Please give the records below again in full, exactly, with the images left out.

[[ THE DATA, beginning ]]

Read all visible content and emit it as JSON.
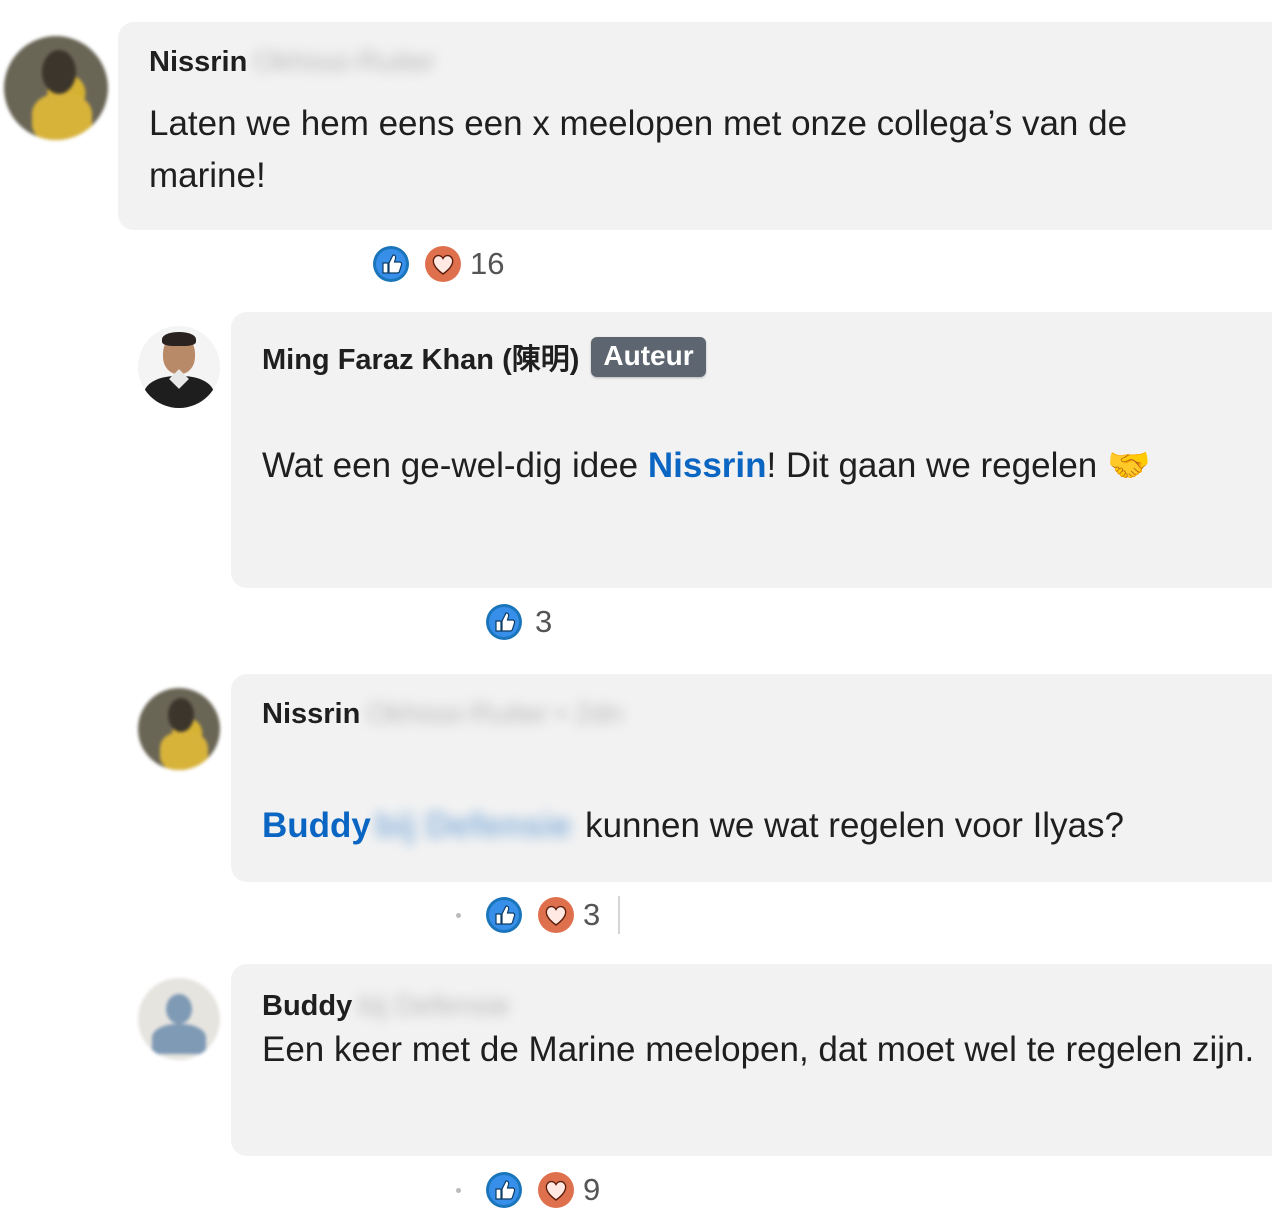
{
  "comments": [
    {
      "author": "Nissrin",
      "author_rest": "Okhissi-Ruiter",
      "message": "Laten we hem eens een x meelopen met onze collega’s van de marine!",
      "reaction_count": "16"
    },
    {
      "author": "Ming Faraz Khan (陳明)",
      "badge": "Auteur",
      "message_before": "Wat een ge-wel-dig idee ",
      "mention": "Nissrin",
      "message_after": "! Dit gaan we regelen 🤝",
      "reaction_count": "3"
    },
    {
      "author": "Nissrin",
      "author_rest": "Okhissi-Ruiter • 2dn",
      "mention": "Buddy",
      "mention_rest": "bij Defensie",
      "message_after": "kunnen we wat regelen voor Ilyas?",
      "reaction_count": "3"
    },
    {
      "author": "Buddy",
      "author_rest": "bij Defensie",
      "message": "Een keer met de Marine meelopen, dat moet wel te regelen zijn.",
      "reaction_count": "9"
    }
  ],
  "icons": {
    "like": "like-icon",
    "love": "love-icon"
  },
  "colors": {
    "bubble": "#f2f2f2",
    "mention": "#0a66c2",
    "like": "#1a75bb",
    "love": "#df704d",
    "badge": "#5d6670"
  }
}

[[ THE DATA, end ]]

## REPLY TO THE TASK
Read all visible content and emit it as JSON.
{
  "comments": [
    {
      "author": "Nissrin",
      "author_rest": "Okhissi-Ruiter",
      "message": "Laten we hem eens een x meelopen met onze collega’s van de marine!",
      "reaction_count": "16"
    },
    {
      "author": "Ming Faraz Khan (陳明)",
      "badge": "Auteur",
      "message_before": "Wat een ge-wel-dig idee ",
      "mention": "Nissrin",
      "message_after": "! Dit gaan we regelen 🤝",
      "reaction_count": "3"
    },
    {
      "author": "Nissrin",
      "author_rest": "Okhissi-Ruiter • 2dn",
      "mention": "Buddy",
      "mention_rest": "bij Defensie",
      "message_after": "kunnen we wat regelen voor Ilyas?",
      "reaction_count": "3"
    },
    {
      "author": "Buddy",
      "author_rest": "bij Defensie",
      "message": "Een keer met de Marine meelopen, dat moet wel te regelen zijn.",
      "reaction_count": "9"
    }
  ],
  "icons": {
    "like": "like-icon",
    "love": "love-icon"
  },
  "colors": {
    "bubble": "#f2f2f2",
    "mention": "#0a66c2",
    "like": "#1a75bb",
    "love": "#df704d",
    "badge": "#5d6670"
  }
}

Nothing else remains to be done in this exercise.